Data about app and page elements

━━━━━━━━━━━━━━━━━━━━━━━━━━━━━━

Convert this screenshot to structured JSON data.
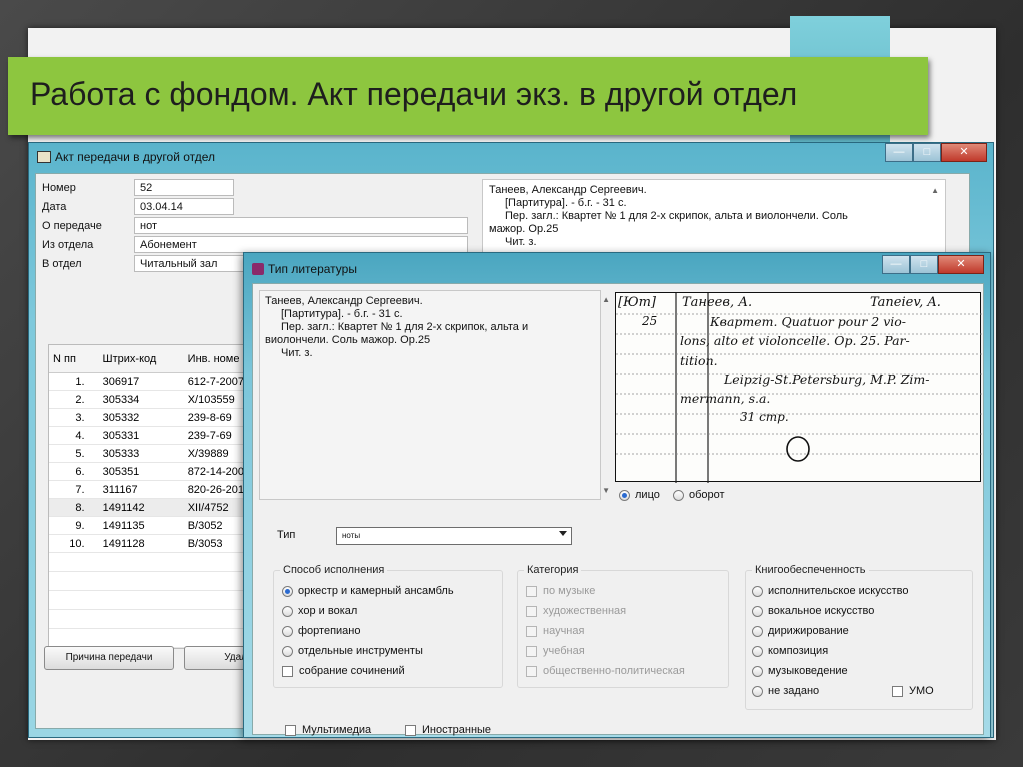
{
  "slide": {
    "title": "Работа с фондом. Акт передачи экз. в другой отдел"
  },
  "main_window": {
    "title": "Акт передачи в другой отдел",
    "fields": [
      {
        "label": "Номер",
        "value": "52"
      },
      {
        "label": "Дата",
        "value": "03.04.14"
      },
      {
        "label": "О передаче",
        "value": "нот"
      },
      {
        "label": "Из отдела",
        "value": "Абонемент"
      },
      {
        "label": "В отдел",
        "value": "Читальный зал"
      }
    ],
    "biblio": {
      "author": "Танеев, Александр Сергеевич.",
      "line1": "[Партитура]. - б.г. - 31 с.",
      "line2": "Пер. загл.: Квартет № 1 для 2-х скрипок, альта и виолончели. Соль",
      "line3": "мажор. Op.25",
      "line4": "Чит. з."
    },
    "table": {
      "columns": [
        "N пп",
        "Штрих-код",
        "Инв. номе"
      ],
      "rows": [
        {
          "n": "1.",
          "barcode": "306917",
          "inv": "612-7-2007"
        },
        {
          "n": "2.",
          "barcode": "305334",
          "inv": "X/103559"
        },
        {
          "n": "3.",
          "barcode": "305332",
          "inv": "239-8-69"
        },
        {
          "n": "4.",
          "barcode": "305331",
          "inv": "239-7-69"
        },
        {
          "n": "5.",
          "barcode": "305333",
          "inv": "X/39889"
        },
        {
          "n": "6.",
          "barcode": "305351",
          "inv": "872-14-200"
        },
        {
          "n": "7.",
          "barcode": "311167",
          "inv": "820-26-201"
        },
        {
          "n": "8.",
          "barcode": "1491142",
          "inv": "XII/4752"
        },
        {
          "n": "9.",
          "barcode": "1491135",
          "inv": "B/3052"
        },
        {
          "n": "10.",
          "barcode": "1491128",
          "inv": "B/3053"
        }
      ]
    },
    "buttons": {
      "reason": "Причина передачи",
      "delete": "Удал"
    }
  },
  "dialog": {
    "title": "Тип литературы",
    "text": {
      "author": "Танеев, Александр Сергеевич.",
      "line1": "[Партитура]. - б.г. - 31 с.",
      "line2": "Пер. загл.: Квартет № 1 для 2-х скрипок, альта и",
      "line3": "виолончели. Соль мажор. Op.25",
      "line4": "Чит. з."
    },
    "card": {
      "l1a": "[Ют]",
      "l1b": "Танеев, А.",
      "l1c": "Taneiev, A.",
      "l2a": "25",
      "l2b": "Квартет. Quatuor pour 2 vio-",
      "l3": "lons, alto et violoncelle. Op. 25. Par-",
      "l4": "tition.",
      "l5": "Leipzig-St.Petersburg, M.P. Zim-",
      "l6": "mermann, s.a.",
      "l7": "31 стр."
    },
    "side": {
      "front": "лицо",
      "back": "оборот",
      "selected": "лицо"
    },
    "type": {
      "label": "Тип",
      "value": "ноты"
    },
    "performance": {
      "title": "Способ исполнения",
      "options": [
        {
          "label": "оркестр и камерный ансамбль",
          "checked": true
        },
        {
          "label": "хор и вокал",
          "checked": false
        },
        {
          "label": "фортепиано",
          "checked": false
        },
        {
          "label": "отдельные инструменты",
          "checked": false
        }
      ],
      "collection": "собрание сочинений"
    },
    "category": {
      "title": "Категория",
      "options": [
        "по музыке",
        "художественная",
        "научная",
        "учебная",
        "общественно-политическая"
      ]
    },
    "provision": {
      "title": "Книгообеспеченность",
      "options": [
        "исполнительское искусство",
        "вокальное искусство",
        "дирижирование",
        "композиция",
        "музыковедение",
        "не задано"
      ],
      "umo": "УМО"
    },
    "multimedia": "Мультимедиа",
    "foreign": "Иностранные"
  },
  "colors": {
    "title_banner": "#8dc63f",
    "window_frame": "#5ab4cc",
    "close_button": "#c0392b"
  }
}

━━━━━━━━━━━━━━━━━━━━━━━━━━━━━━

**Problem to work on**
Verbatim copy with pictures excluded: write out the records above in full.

**Solved exercise**
Convert this screenshot to structured JSON data.
{
  "slide": {
    "title": "Работа с фондом. Акт передачи экз. в другой отдел"
  },
  "main_window": {
    "title": "Акт передачи в другой отдел",
    "fields": [
      {
        "label": "Номер",
        "value": "52"
      },
      {
        "label": "Дата",
        "value": "03.04.14"
      },
      {
        "label": "О передаче",
        "value": "нот"
      },
      {
        "label": "Из отдела",
        "value": "Абонемент"
      },
      {
        "label": "В отдел",
        "value": "Читальный зал"
      }
    ],
    "biblio": {
      "author": "Танеев, Александр Сергеевич.",
      "line1": "[Партитура]. - б.г. - 31 с.",
      "line2": "Пер. загл.: Квартет № 1 для 2-х скрипок, альта и виолончели. Соль",
      "line3": "мажор. Op.25",
      "line4": "Чит. з."
    },
    "table": {
      "columns": [
        "N пп",
        "Штрих-код",
        "Инв. номе"
      ],
      "rows": [
        {
          "n": "1.",
          "barcode": "306917",
          "inv": "612-7-2007"
        },
        {
          "n": "2.",
          "barcode": "305334",
          "inv": "X/103559"
        },
        {
          "n": "3.",
          "barcode": "305332",
          "inv": "239-8-69"
        },
        {
          "n": "4.",
          "barcode": "305331",
          "inv": "239-7-69"
        },
        {
          "n": "5.",
          "barcode": "305333",
          "inv": "X/39889"
        },
        {
          "n": "6.",
          "barcode": "305351",
          "inv": "872-14-200"
        },
        {
          "n": "7.",
          "barcode": "311167",
          "inv": "820-26-201"
        },
        {
          "n": "8.",
          "barcode": "1491142",
          "inv": "XII/4752"
        },
        {
          "n": "9.",
          "barcode": "1491135",
          "inv": "B/3052"
        },
        {
          "n": "10.",
          "barcode": "1491128",
          "inv": "B/3053"
        }
      ]
    },
    "buttons": {
      "reason": "Причина передачи",
      "delete": "Удал"
    }
  },
  "dialog": {
    "title": "Тип литературы",
    "text": {
      "author": "Танеев, Александр Сергеевич.",
      "line1": "[Партитура]. - б.г. - 31 с.",
      "line2": "Пер. загл.: Квартет № 1 для 2-х скрипок, альта и",
      "line3": "виолончели. Соль мажор. Op.25",
      "line4": "Чит. з."
    },
    "card": {
      "l1a": "[Ют]",
      "l1b": "Танеев, А.",
      "l1c": "Taneiev, A.",
      "l2a": "25",
      "l2b": "Квартет. Quatuor pour 2 vio-",
      "l3": "lons, alto et violoncelle. Op. 25. Par-",
      "l4": "tition.",
      "l5": "Leipzig-St.Petersburg, M.P. Zim-",
      "l6": "mermann, s.a.",
      "l7": "31 стр."
    },
    "side": {
      "front": "лицо",
      "back": "оборот",
      "selected": "лицо"
    },
    "type": {
      "label": "Тип",
      "value": "ноты"
    },
    "performance": {
      "title": "Способ исполнения",
      "options": [
        {
          "label": "оркестр и камерный ансамбль",
          "checked": true
        },
        {
          "label": "хор и вокал",
          "checked": false
        },
        {
          "label": "фортепиано",
          "checked": false
        },
        {
          "label": "отдельные инструменты",
          "checked": false
        }
      ],
      "collection": "собрание сочинений"
    },
    "category": {
      "title": "Категория",
      "options": [
        "по музыке",
        "художественная",
        "научная",
        "учебная",
        "общественно-политическая"
      ]
    },
    "provision": {
      "title": "Книгообеспеченность",
      "options": [
        "исполнительское искусство",
        "вокальное искусство",
        "дирижирование",
        "композиция",
        "музыковедение",
        "не задано"
      ],
      "umo": "УМО"
    },
    "multimedia": "Мультимедиа",
    "foreign": "Иностранные"
  },
  "colors": {
    "title_banner": "#8dc63f",
    "window_frame": "#5ab4cc",
    "close_button": "#c0392b"
  }
}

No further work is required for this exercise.